↓
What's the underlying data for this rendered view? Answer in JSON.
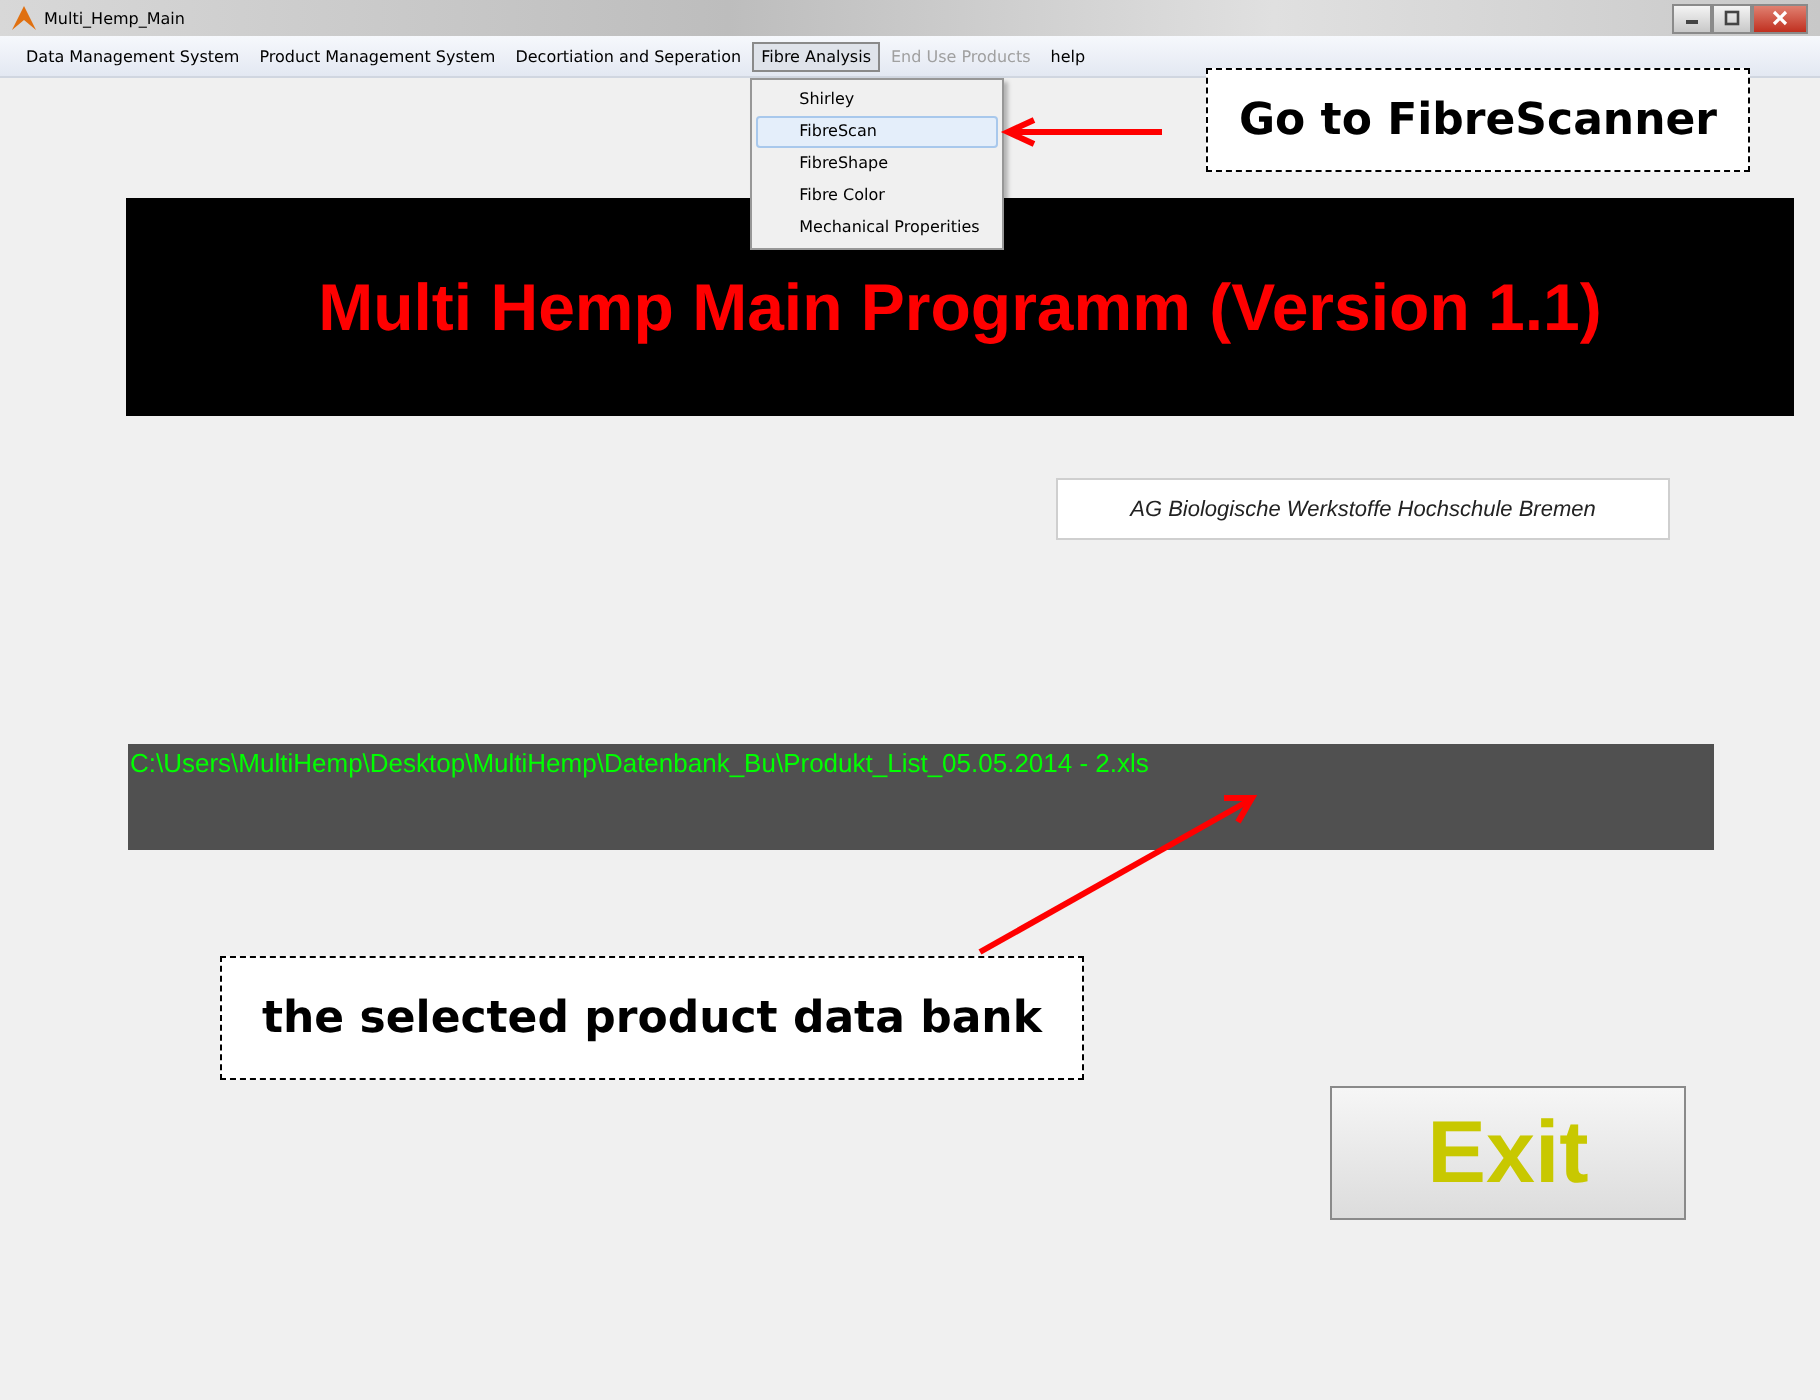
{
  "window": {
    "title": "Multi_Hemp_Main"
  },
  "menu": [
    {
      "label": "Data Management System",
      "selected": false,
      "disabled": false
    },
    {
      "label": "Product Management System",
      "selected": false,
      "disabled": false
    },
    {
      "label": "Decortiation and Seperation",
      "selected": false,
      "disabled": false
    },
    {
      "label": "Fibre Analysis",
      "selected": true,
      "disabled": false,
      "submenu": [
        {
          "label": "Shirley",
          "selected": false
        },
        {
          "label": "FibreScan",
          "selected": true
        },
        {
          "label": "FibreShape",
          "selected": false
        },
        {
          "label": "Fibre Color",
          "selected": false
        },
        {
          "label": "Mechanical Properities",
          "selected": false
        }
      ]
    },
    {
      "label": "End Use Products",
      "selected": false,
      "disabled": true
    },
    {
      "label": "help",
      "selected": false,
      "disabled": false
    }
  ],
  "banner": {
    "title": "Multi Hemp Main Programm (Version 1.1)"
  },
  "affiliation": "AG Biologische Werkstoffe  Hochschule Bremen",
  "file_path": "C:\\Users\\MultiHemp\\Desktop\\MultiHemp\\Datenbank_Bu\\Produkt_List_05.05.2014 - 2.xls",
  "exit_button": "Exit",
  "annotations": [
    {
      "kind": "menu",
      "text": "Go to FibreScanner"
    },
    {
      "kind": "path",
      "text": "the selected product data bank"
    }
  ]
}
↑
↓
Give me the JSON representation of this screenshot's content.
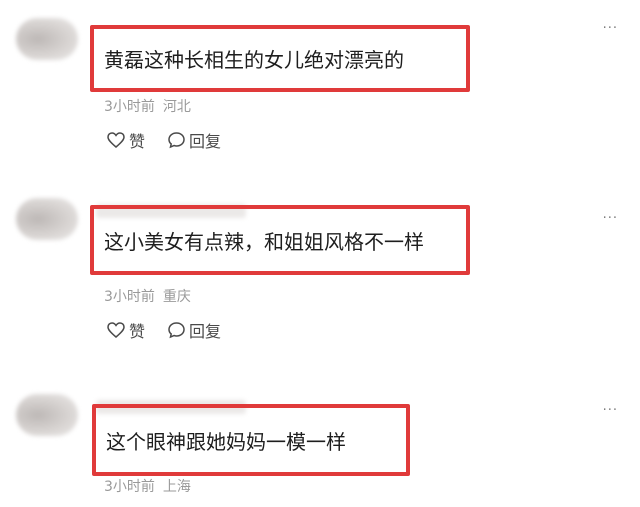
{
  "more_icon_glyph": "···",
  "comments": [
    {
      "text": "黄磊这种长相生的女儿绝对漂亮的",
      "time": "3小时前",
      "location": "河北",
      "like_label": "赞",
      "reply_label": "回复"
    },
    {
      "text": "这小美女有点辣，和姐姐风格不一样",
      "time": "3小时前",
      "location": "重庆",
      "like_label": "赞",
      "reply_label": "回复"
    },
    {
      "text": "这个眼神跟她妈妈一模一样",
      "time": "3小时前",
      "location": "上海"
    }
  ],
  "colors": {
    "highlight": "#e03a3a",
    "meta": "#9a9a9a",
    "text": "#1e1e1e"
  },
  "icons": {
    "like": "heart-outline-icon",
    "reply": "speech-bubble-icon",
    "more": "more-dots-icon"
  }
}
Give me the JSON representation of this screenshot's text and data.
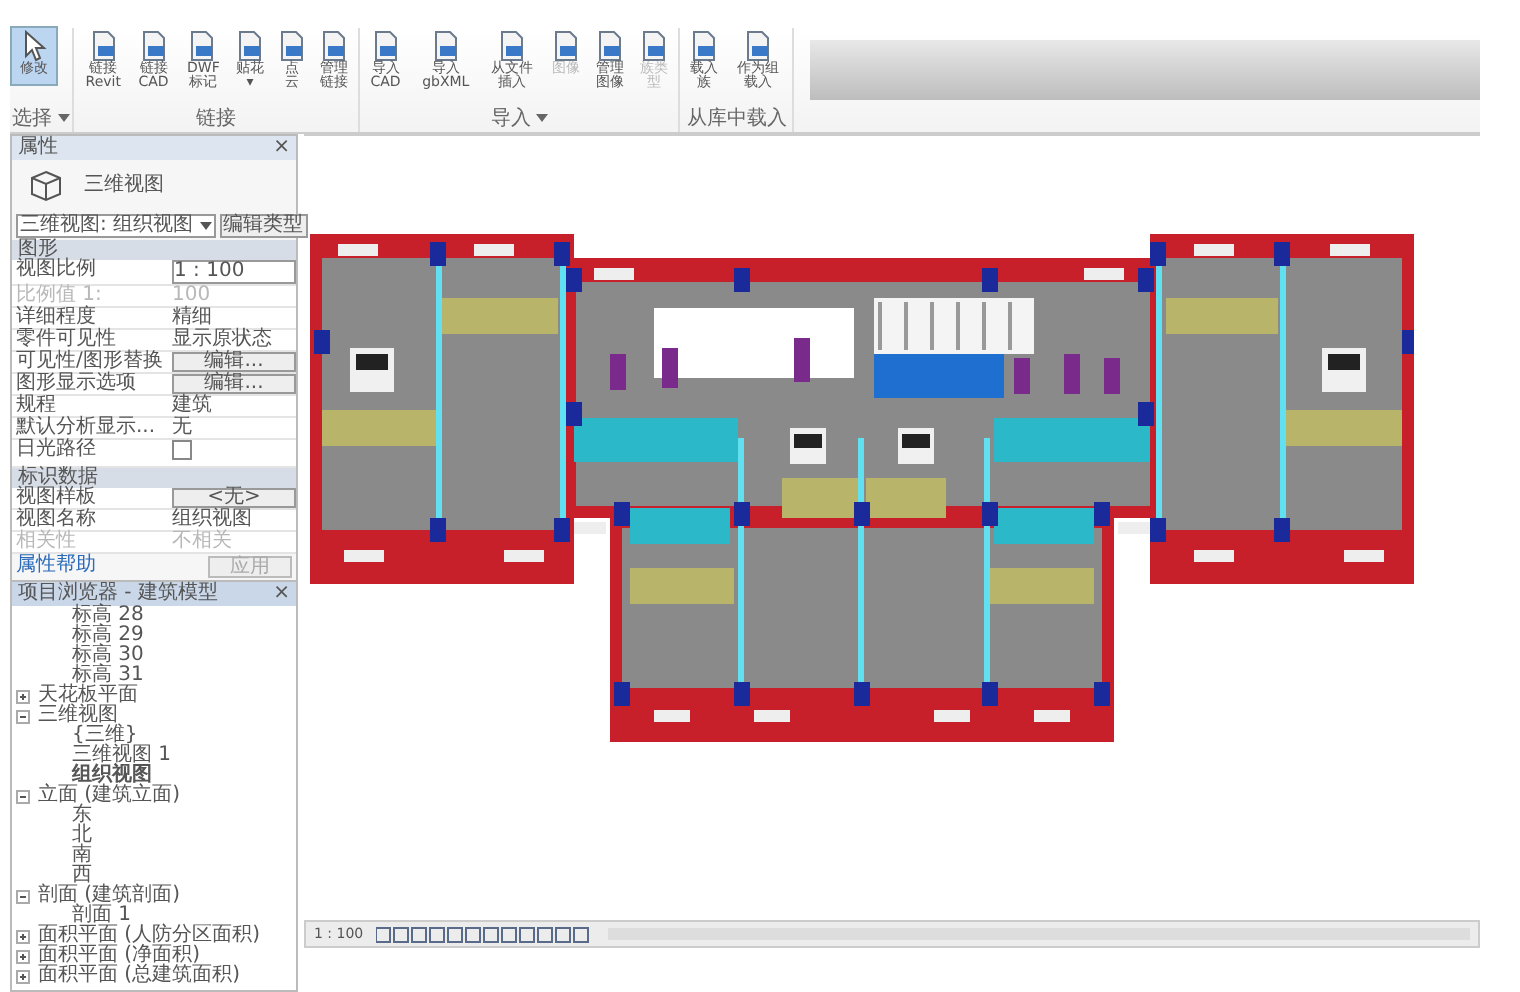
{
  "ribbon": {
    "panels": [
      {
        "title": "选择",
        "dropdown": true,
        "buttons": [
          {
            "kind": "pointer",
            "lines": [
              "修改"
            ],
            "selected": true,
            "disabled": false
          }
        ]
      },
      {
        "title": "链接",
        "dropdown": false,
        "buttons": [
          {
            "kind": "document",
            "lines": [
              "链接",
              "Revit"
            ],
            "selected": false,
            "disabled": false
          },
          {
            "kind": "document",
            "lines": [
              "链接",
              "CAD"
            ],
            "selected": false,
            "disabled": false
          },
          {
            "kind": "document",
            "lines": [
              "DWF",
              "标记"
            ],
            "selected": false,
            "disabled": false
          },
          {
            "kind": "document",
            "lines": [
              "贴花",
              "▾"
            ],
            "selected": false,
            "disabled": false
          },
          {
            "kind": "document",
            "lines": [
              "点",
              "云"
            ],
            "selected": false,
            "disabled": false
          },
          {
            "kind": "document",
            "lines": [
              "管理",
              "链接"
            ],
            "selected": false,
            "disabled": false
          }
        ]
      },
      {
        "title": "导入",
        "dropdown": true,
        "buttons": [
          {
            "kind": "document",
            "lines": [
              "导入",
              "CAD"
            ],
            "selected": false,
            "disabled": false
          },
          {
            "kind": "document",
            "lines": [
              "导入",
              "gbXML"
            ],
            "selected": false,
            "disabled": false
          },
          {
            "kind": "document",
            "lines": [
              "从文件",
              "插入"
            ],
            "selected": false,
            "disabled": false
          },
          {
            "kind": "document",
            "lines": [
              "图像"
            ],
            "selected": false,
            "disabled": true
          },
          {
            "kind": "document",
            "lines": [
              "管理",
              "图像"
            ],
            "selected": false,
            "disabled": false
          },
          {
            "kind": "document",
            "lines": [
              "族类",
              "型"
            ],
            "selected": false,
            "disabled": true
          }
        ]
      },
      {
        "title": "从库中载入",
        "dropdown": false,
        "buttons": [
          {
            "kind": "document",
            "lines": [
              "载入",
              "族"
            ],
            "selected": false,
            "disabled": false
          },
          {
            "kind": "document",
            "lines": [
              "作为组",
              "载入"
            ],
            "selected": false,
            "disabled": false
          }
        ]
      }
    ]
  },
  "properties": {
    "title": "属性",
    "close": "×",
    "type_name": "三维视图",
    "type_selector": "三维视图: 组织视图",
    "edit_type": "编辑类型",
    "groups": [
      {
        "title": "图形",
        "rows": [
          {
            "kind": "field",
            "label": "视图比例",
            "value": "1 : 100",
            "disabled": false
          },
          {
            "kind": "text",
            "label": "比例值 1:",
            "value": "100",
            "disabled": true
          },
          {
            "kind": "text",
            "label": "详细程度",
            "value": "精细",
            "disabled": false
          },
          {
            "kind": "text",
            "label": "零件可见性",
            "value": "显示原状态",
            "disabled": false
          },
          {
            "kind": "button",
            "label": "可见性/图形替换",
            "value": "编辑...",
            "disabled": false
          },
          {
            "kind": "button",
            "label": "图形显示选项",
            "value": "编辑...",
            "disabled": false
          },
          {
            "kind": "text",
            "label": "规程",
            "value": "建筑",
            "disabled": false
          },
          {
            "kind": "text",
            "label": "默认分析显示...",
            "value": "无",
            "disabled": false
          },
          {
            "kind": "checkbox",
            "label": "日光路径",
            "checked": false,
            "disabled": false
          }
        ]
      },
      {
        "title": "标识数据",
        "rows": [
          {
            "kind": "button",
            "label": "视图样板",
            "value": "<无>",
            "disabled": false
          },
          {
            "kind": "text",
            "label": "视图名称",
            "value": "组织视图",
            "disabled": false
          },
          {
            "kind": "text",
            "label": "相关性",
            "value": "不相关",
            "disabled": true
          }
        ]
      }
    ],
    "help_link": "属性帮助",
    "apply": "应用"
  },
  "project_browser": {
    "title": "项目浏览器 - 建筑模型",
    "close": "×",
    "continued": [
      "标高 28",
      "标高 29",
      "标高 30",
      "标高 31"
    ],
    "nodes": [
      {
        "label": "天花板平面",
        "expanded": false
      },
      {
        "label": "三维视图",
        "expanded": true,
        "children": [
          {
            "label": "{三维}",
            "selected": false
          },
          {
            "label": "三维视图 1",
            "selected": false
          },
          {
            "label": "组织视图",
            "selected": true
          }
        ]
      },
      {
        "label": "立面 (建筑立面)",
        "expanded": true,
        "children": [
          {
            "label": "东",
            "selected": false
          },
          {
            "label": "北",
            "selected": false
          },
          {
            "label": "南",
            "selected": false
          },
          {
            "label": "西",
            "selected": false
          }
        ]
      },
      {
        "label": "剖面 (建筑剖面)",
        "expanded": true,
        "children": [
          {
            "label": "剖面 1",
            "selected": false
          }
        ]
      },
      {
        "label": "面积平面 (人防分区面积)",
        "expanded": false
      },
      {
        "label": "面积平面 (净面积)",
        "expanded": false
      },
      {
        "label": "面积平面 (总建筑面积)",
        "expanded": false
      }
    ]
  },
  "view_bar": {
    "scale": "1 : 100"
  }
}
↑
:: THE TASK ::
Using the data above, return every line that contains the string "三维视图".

:: TASK SOLUTION ::
    "type_name": "三维视图",
    "type_selector": "三维视图: 组织视图",
        "label": "三维视图",
            "label": "三维视图 1",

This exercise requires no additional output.